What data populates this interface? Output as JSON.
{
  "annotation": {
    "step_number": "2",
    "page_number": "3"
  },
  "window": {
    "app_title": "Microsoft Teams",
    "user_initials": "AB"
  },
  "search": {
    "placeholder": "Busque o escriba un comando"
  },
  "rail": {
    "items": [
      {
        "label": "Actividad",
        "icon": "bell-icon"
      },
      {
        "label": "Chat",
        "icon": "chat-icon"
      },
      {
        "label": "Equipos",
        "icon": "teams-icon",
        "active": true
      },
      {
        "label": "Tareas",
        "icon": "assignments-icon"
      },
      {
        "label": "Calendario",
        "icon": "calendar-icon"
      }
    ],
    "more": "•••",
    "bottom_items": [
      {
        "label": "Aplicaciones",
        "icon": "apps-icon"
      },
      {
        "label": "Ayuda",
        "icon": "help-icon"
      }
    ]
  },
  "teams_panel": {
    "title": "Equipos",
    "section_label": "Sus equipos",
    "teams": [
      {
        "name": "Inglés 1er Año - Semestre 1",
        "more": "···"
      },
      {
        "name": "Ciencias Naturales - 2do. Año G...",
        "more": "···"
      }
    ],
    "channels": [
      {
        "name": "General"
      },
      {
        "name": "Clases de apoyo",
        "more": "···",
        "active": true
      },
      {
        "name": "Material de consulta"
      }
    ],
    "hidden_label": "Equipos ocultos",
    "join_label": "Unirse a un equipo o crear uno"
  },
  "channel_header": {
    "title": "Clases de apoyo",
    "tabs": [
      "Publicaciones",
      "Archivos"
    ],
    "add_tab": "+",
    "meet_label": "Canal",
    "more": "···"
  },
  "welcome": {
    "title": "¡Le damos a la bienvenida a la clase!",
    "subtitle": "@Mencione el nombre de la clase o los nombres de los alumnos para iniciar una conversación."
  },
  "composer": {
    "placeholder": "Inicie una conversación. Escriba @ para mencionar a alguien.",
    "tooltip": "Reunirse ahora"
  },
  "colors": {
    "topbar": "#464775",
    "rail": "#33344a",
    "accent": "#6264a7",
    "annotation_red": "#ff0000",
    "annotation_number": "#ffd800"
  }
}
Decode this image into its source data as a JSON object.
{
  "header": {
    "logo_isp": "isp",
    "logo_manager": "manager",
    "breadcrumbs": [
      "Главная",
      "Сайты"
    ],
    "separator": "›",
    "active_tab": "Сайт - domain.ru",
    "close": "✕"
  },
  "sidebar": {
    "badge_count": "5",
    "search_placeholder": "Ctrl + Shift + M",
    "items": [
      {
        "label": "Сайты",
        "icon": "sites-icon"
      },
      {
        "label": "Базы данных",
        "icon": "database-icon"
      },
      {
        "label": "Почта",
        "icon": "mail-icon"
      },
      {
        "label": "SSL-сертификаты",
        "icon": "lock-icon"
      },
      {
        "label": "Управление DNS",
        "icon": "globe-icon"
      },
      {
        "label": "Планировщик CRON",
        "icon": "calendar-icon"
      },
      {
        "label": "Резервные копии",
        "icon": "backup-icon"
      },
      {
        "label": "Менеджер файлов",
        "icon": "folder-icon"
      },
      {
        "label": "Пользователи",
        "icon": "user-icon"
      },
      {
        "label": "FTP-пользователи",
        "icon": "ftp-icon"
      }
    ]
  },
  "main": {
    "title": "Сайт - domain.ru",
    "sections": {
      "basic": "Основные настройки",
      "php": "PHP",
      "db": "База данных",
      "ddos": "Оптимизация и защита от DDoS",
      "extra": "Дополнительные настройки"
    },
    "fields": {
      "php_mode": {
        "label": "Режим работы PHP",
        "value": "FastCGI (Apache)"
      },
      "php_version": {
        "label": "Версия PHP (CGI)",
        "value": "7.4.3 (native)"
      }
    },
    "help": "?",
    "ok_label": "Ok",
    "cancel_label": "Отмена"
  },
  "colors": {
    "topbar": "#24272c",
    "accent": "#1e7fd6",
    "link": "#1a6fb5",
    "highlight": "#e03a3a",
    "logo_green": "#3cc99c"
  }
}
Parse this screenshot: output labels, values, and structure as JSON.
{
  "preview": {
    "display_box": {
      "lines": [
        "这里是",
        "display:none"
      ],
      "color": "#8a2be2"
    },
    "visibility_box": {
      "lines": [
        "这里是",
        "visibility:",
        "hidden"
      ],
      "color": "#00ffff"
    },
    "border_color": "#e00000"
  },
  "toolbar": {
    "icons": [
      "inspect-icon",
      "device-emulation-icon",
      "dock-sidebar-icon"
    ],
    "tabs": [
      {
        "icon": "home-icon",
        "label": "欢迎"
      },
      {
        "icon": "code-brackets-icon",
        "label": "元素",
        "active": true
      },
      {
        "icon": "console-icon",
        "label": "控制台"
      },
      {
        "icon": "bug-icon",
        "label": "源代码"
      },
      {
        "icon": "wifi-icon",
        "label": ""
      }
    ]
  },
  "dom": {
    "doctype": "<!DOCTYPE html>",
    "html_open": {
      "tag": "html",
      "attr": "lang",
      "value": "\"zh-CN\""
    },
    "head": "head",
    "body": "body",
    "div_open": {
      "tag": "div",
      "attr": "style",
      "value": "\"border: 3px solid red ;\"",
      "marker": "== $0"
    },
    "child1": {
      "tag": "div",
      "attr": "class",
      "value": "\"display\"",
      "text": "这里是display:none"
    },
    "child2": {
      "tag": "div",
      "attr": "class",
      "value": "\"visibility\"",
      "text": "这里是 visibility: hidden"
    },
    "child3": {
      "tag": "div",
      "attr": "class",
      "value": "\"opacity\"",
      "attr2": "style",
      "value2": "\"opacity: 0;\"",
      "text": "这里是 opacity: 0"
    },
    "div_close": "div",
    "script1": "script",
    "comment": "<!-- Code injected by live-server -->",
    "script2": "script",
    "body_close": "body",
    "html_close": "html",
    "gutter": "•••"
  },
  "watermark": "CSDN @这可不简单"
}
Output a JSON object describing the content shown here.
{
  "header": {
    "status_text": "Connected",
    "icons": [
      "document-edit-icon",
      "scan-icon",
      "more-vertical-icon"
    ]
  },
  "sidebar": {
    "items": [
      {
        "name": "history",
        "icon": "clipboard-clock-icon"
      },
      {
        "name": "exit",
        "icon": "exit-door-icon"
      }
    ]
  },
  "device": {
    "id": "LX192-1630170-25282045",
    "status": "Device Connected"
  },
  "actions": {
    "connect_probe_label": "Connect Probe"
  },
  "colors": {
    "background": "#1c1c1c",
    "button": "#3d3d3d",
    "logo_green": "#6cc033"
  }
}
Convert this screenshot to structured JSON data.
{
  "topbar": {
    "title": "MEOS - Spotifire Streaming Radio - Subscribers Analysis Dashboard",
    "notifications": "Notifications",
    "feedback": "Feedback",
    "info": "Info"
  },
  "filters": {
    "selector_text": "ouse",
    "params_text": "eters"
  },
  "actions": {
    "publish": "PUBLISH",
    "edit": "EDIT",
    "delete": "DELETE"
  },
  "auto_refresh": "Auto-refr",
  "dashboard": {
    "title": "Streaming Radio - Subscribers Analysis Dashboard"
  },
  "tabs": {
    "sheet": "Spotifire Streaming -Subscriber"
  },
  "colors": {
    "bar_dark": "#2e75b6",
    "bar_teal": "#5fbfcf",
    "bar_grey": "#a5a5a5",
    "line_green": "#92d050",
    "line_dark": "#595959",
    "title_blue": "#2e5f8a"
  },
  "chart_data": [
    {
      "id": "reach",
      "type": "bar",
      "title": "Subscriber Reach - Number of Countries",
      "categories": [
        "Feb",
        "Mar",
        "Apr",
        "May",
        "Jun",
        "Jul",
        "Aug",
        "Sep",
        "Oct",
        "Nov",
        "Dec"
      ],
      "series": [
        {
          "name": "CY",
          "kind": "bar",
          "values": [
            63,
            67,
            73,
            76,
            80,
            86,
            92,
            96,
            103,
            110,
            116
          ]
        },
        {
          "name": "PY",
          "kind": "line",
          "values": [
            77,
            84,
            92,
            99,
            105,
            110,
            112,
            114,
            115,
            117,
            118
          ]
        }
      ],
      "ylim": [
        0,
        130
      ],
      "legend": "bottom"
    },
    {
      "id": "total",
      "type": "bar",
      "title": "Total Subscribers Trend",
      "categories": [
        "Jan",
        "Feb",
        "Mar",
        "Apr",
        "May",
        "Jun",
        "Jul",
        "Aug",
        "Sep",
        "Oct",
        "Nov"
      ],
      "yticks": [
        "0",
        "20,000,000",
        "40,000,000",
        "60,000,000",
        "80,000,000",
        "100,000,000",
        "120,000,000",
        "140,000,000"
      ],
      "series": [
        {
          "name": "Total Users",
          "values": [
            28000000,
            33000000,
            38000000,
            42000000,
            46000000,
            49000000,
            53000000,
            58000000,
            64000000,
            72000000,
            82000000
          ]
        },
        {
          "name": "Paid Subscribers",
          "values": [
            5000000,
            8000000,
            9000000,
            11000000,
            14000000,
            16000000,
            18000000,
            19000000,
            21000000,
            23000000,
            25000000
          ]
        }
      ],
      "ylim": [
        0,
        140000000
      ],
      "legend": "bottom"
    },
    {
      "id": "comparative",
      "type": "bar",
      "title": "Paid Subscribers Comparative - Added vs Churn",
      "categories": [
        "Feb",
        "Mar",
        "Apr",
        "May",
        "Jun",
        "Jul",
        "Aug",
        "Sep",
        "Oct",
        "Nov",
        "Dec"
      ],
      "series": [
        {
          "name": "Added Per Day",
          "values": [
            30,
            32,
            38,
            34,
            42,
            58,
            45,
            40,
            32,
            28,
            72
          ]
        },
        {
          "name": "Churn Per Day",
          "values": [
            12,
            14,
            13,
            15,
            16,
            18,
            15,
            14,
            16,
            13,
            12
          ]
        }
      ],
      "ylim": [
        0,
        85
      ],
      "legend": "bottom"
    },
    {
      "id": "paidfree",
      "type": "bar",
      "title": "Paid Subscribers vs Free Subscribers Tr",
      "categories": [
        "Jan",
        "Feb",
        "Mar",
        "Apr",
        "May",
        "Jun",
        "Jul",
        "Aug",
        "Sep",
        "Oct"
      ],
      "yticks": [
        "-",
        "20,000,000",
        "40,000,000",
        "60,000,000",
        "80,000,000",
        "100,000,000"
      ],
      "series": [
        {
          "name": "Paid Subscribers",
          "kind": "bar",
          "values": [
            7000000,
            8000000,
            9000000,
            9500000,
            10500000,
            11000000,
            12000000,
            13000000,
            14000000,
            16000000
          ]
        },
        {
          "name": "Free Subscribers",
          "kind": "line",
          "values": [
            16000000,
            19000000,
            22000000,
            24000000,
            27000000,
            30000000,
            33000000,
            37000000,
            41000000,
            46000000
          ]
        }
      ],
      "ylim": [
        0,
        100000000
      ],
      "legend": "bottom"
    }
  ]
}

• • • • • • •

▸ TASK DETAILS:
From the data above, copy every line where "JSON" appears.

▸ SOLUTION TO THIS PROBLEM:
What data populates this interface? Output as JSON.
Decode this image into its source data as a JSON object.
Parse this screenshot: output labels, values, and structure as JSON.
Output a JSON object describing the content shown here.
Convert this screenshot to structured JSON data.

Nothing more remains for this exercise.